I stop on occasion to try to find the bear and lunatic dog. Through the trees, I can see the huge bear leaving the woods and crossing the road to the other side. When Jess doesn’t follow, I figure she is tied up somewhere between my location and where the bear exited the woods. So I attempt to trek a straight line to that point.

Ha! Drunken sailors have straighter treks. Now I know why the wild animals prefer to use the trails. The dead limbs from last year’s early snow storm, the rocks hidden beneath the leaves, and the tangles of thorny barberry bushes make moving through this area nearly impossible.
Finally, I came upon Jess contained by her leash, which is wrapped around two small trees three times. While she had barked once up to this point, now that I’ve arrived, she pulls at her leash and barks angrily at the departing bear.

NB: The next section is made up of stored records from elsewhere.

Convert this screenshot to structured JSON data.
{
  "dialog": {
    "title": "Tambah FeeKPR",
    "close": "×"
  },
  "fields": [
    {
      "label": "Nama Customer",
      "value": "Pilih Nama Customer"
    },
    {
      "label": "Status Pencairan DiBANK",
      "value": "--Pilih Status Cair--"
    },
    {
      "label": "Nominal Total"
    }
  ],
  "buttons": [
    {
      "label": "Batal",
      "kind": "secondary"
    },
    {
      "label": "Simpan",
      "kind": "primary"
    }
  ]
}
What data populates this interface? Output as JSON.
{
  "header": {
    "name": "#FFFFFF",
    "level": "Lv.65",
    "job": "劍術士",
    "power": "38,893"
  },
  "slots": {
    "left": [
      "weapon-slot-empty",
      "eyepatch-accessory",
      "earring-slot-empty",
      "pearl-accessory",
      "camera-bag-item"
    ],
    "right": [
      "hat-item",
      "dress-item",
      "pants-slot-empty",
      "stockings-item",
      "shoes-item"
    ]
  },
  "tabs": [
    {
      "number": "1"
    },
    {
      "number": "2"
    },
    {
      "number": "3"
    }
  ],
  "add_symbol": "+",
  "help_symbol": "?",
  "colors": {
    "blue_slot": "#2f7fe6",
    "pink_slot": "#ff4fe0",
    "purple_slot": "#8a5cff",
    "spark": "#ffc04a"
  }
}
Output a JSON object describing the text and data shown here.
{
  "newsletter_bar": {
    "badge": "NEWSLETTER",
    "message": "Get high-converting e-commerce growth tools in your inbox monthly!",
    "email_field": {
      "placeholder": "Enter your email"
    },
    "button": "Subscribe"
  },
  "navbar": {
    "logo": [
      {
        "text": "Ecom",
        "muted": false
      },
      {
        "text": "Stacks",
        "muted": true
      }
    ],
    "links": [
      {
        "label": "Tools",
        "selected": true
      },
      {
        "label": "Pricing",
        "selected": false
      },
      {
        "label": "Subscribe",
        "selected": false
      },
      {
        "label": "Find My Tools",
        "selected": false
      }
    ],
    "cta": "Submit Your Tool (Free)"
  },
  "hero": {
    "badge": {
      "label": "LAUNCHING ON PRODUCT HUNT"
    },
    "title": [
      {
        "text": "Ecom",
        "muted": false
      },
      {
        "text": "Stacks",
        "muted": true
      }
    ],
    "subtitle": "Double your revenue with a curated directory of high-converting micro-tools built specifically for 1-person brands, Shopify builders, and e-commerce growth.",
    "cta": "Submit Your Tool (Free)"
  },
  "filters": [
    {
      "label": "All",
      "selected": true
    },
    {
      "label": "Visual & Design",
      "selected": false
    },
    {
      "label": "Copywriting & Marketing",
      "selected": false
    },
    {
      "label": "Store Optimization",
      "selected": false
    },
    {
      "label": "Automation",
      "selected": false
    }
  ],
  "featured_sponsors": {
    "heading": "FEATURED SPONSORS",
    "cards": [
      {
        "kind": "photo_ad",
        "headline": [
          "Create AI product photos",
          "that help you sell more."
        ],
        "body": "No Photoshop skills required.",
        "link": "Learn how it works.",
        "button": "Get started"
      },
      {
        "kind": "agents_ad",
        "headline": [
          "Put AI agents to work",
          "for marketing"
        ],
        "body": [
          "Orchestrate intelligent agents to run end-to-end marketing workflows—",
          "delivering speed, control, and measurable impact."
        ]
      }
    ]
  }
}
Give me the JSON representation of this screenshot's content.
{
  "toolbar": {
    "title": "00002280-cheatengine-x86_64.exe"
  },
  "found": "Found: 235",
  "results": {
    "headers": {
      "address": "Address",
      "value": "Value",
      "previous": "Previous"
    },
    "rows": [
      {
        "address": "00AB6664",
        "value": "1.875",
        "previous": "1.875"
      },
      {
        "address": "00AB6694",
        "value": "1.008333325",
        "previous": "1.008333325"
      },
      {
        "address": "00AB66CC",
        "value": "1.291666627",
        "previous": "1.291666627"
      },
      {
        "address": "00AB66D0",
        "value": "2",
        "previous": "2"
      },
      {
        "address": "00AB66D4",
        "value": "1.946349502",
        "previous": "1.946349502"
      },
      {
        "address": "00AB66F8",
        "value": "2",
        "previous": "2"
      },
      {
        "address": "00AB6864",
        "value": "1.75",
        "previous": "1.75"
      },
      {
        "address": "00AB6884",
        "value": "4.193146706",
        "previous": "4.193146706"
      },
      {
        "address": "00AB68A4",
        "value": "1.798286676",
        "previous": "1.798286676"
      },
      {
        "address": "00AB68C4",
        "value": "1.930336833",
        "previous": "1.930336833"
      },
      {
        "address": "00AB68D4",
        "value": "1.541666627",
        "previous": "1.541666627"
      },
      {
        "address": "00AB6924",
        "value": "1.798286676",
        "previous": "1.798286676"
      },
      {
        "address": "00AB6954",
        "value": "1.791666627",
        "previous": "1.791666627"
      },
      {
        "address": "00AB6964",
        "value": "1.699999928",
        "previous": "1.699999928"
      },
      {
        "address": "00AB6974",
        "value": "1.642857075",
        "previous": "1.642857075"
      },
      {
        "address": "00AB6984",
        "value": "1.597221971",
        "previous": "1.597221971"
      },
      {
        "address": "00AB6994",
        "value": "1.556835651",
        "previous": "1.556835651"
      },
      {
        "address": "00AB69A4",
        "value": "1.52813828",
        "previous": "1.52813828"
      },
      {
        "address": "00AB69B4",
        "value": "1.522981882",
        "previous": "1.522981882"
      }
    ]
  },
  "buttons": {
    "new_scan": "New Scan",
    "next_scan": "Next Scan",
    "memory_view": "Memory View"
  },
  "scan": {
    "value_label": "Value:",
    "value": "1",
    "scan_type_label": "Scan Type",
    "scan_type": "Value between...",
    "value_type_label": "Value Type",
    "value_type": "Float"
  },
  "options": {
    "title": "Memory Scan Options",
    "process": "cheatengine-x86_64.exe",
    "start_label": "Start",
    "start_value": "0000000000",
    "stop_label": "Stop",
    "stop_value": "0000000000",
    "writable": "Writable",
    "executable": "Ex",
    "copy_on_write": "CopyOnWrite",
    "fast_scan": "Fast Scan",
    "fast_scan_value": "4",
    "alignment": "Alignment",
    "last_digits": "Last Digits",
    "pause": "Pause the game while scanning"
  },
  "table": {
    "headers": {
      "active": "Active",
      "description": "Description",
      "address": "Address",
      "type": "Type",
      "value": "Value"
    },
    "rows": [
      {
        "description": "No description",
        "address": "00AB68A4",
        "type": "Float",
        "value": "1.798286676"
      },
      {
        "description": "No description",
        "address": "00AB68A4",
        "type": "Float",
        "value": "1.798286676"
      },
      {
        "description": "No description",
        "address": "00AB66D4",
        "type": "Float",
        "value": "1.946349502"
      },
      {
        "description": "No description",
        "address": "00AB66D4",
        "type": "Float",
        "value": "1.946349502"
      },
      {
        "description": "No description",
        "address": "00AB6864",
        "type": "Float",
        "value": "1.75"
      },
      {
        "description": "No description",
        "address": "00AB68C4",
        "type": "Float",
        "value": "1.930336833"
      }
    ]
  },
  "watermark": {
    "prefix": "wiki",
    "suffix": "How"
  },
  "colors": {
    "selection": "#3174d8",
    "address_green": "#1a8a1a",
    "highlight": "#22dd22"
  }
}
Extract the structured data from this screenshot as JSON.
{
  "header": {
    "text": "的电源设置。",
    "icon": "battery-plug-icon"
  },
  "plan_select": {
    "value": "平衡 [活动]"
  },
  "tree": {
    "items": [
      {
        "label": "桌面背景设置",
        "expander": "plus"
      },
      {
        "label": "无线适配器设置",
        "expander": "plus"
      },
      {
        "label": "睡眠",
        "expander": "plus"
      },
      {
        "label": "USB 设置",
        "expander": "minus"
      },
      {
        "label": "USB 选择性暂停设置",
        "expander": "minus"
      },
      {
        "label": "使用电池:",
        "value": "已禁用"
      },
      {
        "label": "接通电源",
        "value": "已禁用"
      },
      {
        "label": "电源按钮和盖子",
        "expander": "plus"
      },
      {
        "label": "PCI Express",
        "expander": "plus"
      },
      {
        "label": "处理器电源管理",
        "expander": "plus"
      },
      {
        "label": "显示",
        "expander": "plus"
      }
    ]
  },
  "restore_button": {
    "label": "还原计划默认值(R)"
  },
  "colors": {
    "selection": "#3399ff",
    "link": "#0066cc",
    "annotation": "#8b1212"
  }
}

Took me three minutes to untangle her leash and get out of the woods and make our way back to the trail entrance, all the while, Jess is pulling to go in the direction of the bear.

She could not forget that bear. Every time during our hike that we came to a junction, she wanted to go on whichever path aimed the closest to North.

People always say dogs don’t remember beyond a moment. However, she remembered that bear for two hours.

And for ONCE, I have video!
  Part 2 has some very pretty views.

Monday, October 1, 2012

Old Cass and Jess Hikes Silas Condict NJ

It’s Casey again. Hacking into for another guest blog. Fortunately, no one else wants to guest blog here. Did you see what happened to Nikki Prince when she came on to talk about her latest book? Go down two blogs and check it out if you happened to miss Liza's interview from hell.

Anyway, I got a couple of negative feedbacks on the prior video, so this time I’m not fixing the jiggling. I mean let’s face it: People jiggle when they walk. If they seem to be floating smoothly while the frame jiggles, it just seems freaky.

Secondly, I’m now letting Jess (the dog) make comments about Cass’ ridiculous comments.

Oh, and I’ve edited Cass’ endless chatter. Thus, I expect more people to like this video.  Silas Condict is really a beautiful place. I recommend everyone to hike it.

And give me more feedback. Eventually, if you give me enough comments, these might become great entertainment.

This is part one of a two part video

And this is part two